ASSIGNMENT
Count how many lines in the data hold "screenshot". Only the number.

Data records for software interfaces

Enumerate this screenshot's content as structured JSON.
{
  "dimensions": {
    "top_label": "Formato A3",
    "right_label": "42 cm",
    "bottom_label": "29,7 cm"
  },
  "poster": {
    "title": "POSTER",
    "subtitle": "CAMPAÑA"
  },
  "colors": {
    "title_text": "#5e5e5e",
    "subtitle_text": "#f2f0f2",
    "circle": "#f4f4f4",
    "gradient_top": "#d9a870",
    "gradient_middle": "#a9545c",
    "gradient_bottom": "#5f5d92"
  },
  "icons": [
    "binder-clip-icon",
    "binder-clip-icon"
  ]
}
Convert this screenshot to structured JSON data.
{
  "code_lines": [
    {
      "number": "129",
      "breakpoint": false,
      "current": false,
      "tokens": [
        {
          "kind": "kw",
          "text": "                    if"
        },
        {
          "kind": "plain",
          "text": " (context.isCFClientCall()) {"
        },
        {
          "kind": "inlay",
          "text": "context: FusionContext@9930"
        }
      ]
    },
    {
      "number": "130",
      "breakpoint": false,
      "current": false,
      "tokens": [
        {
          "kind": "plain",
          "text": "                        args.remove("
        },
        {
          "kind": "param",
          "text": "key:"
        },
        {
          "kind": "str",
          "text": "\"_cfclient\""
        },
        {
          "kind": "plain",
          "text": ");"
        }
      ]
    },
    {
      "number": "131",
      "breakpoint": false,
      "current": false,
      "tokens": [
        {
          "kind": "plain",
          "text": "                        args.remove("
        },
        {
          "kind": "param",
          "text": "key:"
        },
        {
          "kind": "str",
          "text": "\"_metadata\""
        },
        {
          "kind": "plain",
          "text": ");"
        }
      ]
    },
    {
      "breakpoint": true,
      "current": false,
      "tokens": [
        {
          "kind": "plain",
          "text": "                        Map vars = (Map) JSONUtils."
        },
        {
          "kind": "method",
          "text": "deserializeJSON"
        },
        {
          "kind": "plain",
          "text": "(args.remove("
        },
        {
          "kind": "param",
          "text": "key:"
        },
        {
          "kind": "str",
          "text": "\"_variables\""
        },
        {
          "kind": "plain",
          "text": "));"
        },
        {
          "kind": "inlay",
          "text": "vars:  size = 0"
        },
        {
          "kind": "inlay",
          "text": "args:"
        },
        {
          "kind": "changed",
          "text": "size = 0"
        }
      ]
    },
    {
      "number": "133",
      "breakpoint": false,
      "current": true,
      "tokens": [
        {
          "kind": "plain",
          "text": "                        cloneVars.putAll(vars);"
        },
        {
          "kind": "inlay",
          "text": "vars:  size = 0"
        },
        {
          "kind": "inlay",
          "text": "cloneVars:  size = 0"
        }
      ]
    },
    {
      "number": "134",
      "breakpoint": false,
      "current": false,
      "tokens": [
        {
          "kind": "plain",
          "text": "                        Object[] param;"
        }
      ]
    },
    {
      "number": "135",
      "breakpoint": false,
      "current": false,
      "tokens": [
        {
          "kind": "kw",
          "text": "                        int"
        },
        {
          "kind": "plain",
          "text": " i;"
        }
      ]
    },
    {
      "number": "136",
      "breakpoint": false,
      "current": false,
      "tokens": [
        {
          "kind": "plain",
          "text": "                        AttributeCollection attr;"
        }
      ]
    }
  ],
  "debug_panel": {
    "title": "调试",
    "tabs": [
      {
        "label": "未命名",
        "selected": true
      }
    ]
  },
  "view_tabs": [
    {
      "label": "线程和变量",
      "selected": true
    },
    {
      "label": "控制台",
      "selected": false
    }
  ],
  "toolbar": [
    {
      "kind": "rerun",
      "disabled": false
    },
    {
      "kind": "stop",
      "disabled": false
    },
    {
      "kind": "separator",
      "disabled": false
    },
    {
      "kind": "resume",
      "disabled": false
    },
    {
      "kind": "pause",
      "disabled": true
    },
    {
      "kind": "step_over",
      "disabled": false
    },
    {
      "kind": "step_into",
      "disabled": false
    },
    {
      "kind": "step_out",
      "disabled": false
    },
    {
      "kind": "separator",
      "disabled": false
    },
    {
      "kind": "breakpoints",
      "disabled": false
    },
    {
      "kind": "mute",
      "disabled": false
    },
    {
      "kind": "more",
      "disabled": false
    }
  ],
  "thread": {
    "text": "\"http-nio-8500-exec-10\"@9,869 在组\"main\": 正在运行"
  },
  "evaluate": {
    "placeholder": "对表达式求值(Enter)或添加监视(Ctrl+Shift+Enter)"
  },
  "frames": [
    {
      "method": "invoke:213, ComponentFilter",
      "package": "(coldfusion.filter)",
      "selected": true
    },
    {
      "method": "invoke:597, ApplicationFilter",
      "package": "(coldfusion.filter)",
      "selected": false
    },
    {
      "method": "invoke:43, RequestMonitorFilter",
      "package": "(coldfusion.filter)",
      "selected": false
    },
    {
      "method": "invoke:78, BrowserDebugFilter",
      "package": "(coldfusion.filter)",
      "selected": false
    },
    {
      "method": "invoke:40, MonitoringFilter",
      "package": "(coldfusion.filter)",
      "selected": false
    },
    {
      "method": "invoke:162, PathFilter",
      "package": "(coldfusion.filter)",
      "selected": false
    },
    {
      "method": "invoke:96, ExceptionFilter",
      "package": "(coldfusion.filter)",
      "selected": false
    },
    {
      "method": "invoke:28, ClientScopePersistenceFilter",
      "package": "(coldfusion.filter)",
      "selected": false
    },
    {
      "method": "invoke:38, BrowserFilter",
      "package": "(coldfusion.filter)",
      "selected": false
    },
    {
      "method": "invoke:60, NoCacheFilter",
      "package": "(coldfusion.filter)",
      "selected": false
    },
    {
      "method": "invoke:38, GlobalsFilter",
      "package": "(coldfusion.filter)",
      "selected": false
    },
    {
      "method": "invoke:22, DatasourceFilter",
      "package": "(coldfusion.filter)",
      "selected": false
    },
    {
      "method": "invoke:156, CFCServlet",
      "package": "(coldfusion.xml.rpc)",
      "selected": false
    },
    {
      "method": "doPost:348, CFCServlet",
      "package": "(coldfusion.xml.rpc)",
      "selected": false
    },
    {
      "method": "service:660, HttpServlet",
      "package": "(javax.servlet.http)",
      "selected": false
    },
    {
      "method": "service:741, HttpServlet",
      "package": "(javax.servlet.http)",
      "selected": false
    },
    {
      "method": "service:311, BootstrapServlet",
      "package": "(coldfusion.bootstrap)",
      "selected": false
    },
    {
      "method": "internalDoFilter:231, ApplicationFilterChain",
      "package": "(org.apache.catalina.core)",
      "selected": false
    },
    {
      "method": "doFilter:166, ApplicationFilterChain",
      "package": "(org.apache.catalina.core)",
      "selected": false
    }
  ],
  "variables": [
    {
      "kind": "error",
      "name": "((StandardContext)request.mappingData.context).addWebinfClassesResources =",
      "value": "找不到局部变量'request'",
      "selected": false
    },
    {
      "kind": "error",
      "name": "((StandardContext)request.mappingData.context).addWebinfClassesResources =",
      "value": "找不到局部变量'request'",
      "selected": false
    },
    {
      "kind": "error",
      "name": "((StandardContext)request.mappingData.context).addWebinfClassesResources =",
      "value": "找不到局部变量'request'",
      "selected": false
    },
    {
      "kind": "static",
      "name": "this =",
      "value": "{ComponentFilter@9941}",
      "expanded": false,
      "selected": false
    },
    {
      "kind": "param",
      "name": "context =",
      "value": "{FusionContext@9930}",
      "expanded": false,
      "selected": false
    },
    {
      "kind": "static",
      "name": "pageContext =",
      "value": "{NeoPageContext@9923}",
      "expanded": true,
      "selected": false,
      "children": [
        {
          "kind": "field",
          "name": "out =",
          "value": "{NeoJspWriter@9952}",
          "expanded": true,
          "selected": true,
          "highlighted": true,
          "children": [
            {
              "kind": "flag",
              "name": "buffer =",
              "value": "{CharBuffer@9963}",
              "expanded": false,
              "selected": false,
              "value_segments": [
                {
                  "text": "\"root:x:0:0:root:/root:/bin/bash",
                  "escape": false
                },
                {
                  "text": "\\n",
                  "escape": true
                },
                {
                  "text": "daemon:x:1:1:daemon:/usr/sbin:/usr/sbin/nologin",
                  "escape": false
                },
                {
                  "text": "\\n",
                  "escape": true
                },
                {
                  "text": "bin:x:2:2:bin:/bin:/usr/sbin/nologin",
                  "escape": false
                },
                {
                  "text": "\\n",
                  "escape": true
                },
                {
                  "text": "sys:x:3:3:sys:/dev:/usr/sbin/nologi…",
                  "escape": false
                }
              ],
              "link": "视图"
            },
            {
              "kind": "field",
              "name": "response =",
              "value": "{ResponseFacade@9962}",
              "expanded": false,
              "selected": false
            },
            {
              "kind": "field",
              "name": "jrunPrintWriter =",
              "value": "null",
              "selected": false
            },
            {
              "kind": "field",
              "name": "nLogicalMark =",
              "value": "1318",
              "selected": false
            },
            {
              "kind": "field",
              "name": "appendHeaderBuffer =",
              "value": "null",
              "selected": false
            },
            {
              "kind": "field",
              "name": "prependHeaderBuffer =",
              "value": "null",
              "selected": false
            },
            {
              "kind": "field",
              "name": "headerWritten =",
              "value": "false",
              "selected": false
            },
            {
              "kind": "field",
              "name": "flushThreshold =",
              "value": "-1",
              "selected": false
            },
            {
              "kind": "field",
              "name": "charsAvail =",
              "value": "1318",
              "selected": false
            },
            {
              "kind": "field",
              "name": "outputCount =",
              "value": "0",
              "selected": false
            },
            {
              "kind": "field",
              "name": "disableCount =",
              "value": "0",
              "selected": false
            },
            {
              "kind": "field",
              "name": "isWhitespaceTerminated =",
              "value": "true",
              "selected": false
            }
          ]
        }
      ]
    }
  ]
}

SOLVED EXERCISE
2